For each line below that holds the word "Regular", make a copy.

[Component data from apps and pages]
++++++++++
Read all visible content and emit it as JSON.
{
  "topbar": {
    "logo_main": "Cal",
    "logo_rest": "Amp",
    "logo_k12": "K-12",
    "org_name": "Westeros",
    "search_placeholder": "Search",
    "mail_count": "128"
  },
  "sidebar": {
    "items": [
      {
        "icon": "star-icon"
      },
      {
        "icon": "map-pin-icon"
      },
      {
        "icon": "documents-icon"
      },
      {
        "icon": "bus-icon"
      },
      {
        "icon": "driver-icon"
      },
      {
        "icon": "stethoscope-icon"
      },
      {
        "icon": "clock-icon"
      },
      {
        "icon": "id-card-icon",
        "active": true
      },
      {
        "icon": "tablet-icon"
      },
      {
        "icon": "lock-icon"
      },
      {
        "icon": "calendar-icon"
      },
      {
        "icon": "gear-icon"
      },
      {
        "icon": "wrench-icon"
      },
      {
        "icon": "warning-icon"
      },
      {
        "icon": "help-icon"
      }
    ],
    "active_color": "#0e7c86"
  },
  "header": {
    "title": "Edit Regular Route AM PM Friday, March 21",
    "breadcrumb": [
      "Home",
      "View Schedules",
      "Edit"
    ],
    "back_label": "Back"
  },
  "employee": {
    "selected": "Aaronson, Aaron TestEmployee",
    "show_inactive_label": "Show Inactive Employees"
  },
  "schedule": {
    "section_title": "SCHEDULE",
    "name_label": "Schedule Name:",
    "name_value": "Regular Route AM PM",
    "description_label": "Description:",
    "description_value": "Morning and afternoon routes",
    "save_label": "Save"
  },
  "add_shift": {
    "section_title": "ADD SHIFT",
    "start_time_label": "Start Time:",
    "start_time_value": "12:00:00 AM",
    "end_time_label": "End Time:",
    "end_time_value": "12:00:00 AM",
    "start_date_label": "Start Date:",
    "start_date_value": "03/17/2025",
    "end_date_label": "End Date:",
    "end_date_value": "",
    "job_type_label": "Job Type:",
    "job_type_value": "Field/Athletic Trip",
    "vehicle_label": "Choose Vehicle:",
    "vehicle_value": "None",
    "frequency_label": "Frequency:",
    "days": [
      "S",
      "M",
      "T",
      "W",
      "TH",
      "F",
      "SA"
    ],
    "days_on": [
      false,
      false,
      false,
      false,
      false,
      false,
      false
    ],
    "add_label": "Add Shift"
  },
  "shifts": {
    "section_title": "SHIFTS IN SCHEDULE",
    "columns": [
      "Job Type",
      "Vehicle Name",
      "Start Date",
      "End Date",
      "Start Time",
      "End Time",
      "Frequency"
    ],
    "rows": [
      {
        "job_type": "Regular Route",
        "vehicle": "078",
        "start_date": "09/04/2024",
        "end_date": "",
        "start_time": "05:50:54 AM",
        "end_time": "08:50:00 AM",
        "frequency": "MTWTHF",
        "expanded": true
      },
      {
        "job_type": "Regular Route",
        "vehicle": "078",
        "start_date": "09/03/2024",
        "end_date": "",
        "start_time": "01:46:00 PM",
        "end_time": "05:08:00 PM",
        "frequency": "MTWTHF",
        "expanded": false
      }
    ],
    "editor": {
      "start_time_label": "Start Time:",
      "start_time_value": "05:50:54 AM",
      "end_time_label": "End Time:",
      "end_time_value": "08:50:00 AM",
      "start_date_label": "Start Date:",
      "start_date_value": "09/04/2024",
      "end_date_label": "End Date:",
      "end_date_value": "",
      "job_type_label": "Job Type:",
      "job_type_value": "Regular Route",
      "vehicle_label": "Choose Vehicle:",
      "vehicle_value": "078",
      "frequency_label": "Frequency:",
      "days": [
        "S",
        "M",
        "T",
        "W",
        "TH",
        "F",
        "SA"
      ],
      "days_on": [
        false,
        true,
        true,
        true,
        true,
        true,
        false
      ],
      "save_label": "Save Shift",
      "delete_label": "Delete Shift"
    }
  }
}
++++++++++
Solution for this task:
    "title": "Edit Regular Route AM PM Friday, March 21",
    "name_value": "Regular Route AM PM",
        "job_type": "Regular Route",
        "job_type": "Regular Route",
      "job_type_value": "Regular Route",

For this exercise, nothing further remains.